When you’re looking for a property manager you may have many questions on your mind. What’s included in the services they provide? Where is my money really going or how much is too much? When you add up all the costs of an investment property it’s important to get a full scope. An investment property needs to be managed in the right way so it continues to be a valuable asset.
Property managers can be tricky to understand. Depending on what you’re looking for, it may take some time (and research) before you find one that meets your needs. However, we know how hard it is to weed through all of the information. But by reviewing the manager’s property management fees it becomes easier to identify which one may be right for your property.
Many people are unaware of what property management fees include and where their money is going. It may sound like a simple concept, but you would be surprised with how many homebuyers don’t know that they have to pay these hidden costs when purchasing a new house. In this article we’’ll explore the ins and outs of managing your own real estate investments or hiring professionals.
What a traditional pricing strategy looks like
You’re bound to find it hard finding a property manager for the first time, as there are various factors that might influence the amount you’ll be charged. It is also difficult to get an idea of what your average cost will be or how much they charge per week if their rates depend on many different variables such as location and type of management.
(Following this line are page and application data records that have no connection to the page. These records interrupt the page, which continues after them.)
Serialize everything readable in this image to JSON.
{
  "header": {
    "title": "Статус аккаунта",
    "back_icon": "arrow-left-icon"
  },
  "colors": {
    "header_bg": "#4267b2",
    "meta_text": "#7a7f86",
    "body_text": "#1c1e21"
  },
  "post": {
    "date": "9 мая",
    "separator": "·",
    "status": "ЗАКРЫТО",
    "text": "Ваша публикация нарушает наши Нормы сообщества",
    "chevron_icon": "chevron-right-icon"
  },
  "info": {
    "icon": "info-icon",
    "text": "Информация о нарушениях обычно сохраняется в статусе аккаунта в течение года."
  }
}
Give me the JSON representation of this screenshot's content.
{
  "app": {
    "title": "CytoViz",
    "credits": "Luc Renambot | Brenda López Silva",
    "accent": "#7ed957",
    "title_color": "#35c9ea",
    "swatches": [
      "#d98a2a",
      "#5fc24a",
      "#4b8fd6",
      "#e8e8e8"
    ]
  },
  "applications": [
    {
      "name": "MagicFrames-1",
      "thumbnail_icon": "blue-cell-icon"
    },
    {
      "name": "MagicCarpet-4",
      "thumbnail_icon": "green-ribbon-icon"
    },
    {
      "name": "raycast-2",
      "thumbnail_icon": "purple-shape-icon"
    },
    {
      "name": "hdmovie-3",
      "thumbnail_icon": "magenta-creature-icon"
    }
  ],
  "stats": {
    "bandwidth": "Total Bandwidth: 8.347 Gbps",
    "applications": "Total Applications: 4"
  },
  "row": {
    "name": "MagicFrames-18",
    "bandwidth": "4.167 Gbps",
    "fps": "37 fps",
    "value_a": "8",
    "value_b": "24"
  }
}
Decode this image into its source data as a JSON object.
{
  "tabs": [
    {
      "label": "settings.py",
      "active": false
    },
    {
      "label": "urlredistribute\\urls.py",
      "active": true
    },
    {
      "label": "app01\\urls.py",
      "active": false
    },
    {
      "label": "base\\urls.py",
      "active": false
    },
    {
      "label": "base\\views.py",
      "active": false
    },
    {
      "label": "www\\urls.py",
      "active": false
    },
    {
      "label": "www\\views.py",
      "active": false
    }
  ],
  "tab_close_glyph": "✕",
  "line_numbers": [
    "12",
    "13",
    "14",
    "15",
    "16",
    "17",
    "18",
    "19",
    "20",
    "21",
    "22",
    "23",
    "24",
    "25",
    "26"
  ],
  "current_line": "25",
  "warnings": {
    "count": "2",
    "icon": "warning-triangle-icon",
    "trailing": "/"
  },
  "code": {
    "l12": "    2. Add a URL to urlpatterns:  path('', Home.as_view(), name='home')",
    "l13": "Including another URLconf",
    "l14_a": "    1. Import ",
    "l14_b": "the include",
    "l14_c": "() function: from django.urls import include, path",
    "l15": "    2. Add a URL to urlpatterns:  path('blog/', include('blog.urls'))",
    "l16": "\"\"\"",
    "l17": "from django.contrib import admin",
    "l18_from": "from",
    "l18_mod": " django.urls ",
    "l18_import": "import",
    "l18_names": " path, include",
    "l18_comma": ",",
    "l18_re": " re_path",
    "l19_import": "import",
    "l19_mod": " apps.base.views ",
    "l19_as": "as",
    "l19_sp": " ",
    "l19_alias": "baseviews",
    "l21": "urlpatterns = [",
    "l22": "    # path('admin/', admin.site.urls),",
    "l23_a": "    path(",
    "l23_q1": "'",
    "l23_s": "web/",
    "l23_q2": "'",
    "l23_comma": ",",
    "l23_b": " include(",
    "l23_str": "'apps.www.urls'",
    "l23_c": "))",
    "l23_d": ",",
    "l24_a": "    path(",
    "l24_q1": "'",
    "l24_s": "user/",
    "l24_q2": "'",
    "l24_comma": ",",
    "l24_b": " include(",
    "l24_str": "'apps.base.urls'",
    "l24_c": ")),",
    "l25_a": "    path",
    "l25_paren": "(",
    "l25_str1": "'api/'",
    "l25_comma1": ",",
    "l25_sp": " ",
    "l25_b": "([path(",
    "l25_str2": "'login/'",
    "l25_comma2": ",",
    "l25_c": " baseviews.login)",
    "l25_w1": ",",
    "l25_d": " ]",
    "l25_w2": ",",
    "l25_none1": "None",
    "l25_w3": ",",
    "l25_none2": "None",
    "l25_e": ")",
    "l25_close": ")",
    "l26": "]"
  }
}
It can be hard to make sense of how much you are supposed to pay thanks to lots of different factors. Some property managers only choose to look after properties in certain areas or property types. Usually, property managers charge commission on the services they charge. These charges factor in weekly rent plus GST.
What can make my fees higher?
The suburb your property is situated in can have a big influence on property management fees. You may get charged up to 6 per cent for a popular suburb in Melbourne while in rural suburbs you may be charged a higher 10 per cent. Another factor to consider is that rates can be negotiable. If you’re someone with multiple properties a property manager will often try and offer a lower rate if they get the chance to manage all of them. Even if you’re the owner of a single property you can still negotiate the types of services covered in the property management fees and rates.
It’s for these reasons it can be difficult to find accurate and consistent information on property management fees from a single property manager, suburb, or property type. This is why it’s so important to shop around and find property management fees and services that match your needs. A property manager may end up charging you higher than average fees if you’re taking advantage of more services than you actually need.
Watch out for these services which may incur more fees:
This can add up to almost 2 weeks worth of rent and can include the tasks of receiving and assessing applications, negotiating lease terms, and finalising the contract.
Advertising and marketing
Fees for marketing and advertising activities can start from $300. This could include the cost of professional photography, writing up listings, and advertising the property on certain platforms.
In the unfortunate scenario where you have to evict a tenant, your property manager may charge you for the service of preparing documents for a tribunal hearing. This fee can be anything from a $100 flat fee to $100 per hour for the service.
Annual statement fee
An annual statement needs to be prepared for tax purposes. This outlines all the necessary details you may need to report your rental property for tax purposes. The service fee for this can start as low as $55.
As the period of your rental property’s lease comes to an end it’s time to renew it. This process of renewal involves your property manager preparing documents for lease contract renewals and advice on pricing the rent.
General admin fee
This fee covers the general admin work that goes on to keep your rental property running. Tasks that count as general admin can include preparing reports, generating spare keys, and preparing reports.
How do I find out if I’m paying too much?
It’s always best to shop around with property managers. If you’re comparing their prices it’s best to compare the services they’re providing. Some may offer lower prices because they’re doing less work for you. Others may charge you more based on the more expensive areas they work in or the clientele they have become accustomed to.
So do your best to get quotes from multiple property managers. It’s the only way to find out what’s really out there in the market. And don’t be afraid to throw them a few curveballs. Ask them about fees for services and tasks that may be outside of their usual skillset. Do whatever you can to get as much foresight into how much they may end up charging for their services.